Stored dataset items:
· · · ·

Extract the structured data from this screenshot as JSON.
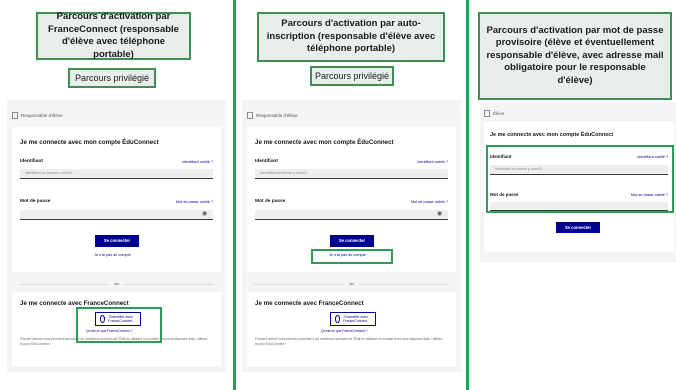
{
  "columns": [
    {
      "header": "Parcours d'activation par FranceConnect (responsable d'élève avec téléphone portable)",
      "badge": "Parcours privilégié",
      "role": "Responsable d'élève",
      "title_login": "Je me connecte avec mon compte ÉduConnect",
      "identifiant_label": "Identifiant",
      "identifiant_forgot": "Identifiant oublié ?",
      "identifiant_placeholder": "Identifiant au format p.nomXX",
      "password_label": "Mot de passe",
      "password_forgot": "Mot de passe oublié ?",
      "submit": "Se connecter",
      "no_account": "Je n'ai pas de compte",
      "or": "ou",
      "title_fc": "Je me connecte avec FranceConnect",
      "fc_button": "S'identifier avec FranceConnect",
      "fc_what": "Qu'est-ce que FranceConnect ?",
      "fc_note": "FranceConnect vous permet d'accéder à de nombreux services de l'État en utilisant un compte dont vous disposez déjà. Utilisez-le pour ÉduConnect !"
    },
    {
      "header": "Parcours d'activation par auto-inscription (responsable d'élève avec téléphone portable)",
      "badge": "Parcours privilégié",
      "role": "Responsable d'élève",
      "title_login": "Je me connecte avec mon compte ÉduConnect",
      "identifiant_label": "Identifiant",
      "identifiant_forgot": "Identifiant oublié ?",
      "identifiant_placeholder": "Identifiant au format p.nomXX",
      "password_label": "Mot de passe",
      "password_forgot": "Mot de passe oublié ?",
      "submit": "Se connecter",
      "no_account": "Je n'ai pas de compte",
      "or": "ou",
      "title_fc": "Je me connecte avec FranceConnect",
      "fc_button": "S'identifier avec FranceConnect",
      "fc_what": "Qu'est-ce que FranceConnect ?",
      "fc_note": "FranceConnect vous permet d'accéder à de nombreux services de l'État en utilisant un compte dont vous disposez déjà. Utilisez-le pour ÉduConnect !"
    },
    {
      "header": "Parcours d'activation par mot de passe provisoire (élève et éventuellement responsable d'élève, avec adresse mail obligatoire pour le responsable d'élève)",
      "role": "Élève",
      "title_login": "Je me connecte avec mon compte ÉduConnect",
      "identifiant_label": "Identifiant",
      "identifiant_forgot": "Identifiant oublié ?",
      "identifiant_placeholder": "Identifiant au format p.nomXX",
      "password_label": "Mot de passe",
      "password_forgot": "Mot de passe oublié ?",
      "submit": "Se connecter"
    }
  ],
  "colors": {
    "accent_green": "#2e9c57",
    "button_blue": "#000091"
  }
}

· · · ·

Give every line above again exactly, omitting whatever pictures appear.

__ANSWER TO THE PROBLEM__:
Extract the structured data from this screenshot as JSON.
{
  "columns": [
    {
      "header": "Parcours d'activation par FranceConnect (responsable d'élève avec téléphone portable)",
      "badge": "Parcours privilégié",
      "role": "Responsable d'élève",
      "title_login": "Je me connecte avec mon compte ÉduConnect",
      "identifiant_label": "Identifiant",
      "identifiant_forgot": "Identifiant oublié ?",
      "identifiant_placeholder": "Identifiant au format p.nomXX",
      "password_label": "Mot de passe",
      "password_forgot": "Mot de passe oublié ?",
      "submit": "Se connecter",
      "no_account": "Je n'ai pas de compte",
      "or": "ou",
      "title_fc": "Je me connecte avec FranceConnect",
      "fc_button": "S'identifier avec FranceConnect",
      "fc_what": "Qu'est-ce que FranceConnect ?",
      "fc_note": "FranceConnect vous permet d'accéder à de nombreux services de l'État en utilisant un compte dont vous disposez déjà. Utilisez-le pour ÉduConnect !"
    },
    {
      "header": "Parcours d'activation par auto-inscription (responsable d'élève avec téléphone portable)",
      "badge": "Parcours privilégié",
      "role": "Responsable d'élève",
      "title_login": "Je me connecte avec mon compte ÉduConnect",
      "identifiant_label": "Identifiant",
      "identifiant_forgot": "Identifiant oublié ?",
      "identifiant_placeholder": "Identifiant au format p.nomXX",
      "password_label": "Mot de passe",
      "password_forgot": "Mot de passe oublié ?",
      "submit": "Se connecter",
      "no_account": "Je n'ai pas de compte",
      "or": "ou",
      "title_fc": "Je me connecte avec FranceConnect",
      "fc_button": "S'identifier avec FranceConnect",
      "fc_what": "Qu'est-ce que FranceConnect ?",
      "fc_note": "FranceConnect vous permet d'accéder à de nombreux services de l'État en utilisant un compte dont vous disposez déjà. Utilisez-le pour ÉduConnect !"
    },
    {
      "header": "Parcours d'activation par mot de passe provisoire (élève et éventuellement responsable d'élève, avec adresse mail obligatoire pour le responsable d'élève)",
      "role": "Élève",
      "title_login": "Je me connecte avec mon compte ÉduConnect",
      "identifiant_label": "Identifiant",
      "identifiant_forgot": "Identifiant oublié ?",
      "identifiant_placeholder": "Identifiant au format p.nomXX",
      "password_label": "Mot de passe",
      "password_forgot": "Mot de passe oublié ?",
      "submit": "Se connecter"
    }
  ],
  "colors": {
    "accent_green": "#2e9c57",
    "button_blue": "#000091"
  }
}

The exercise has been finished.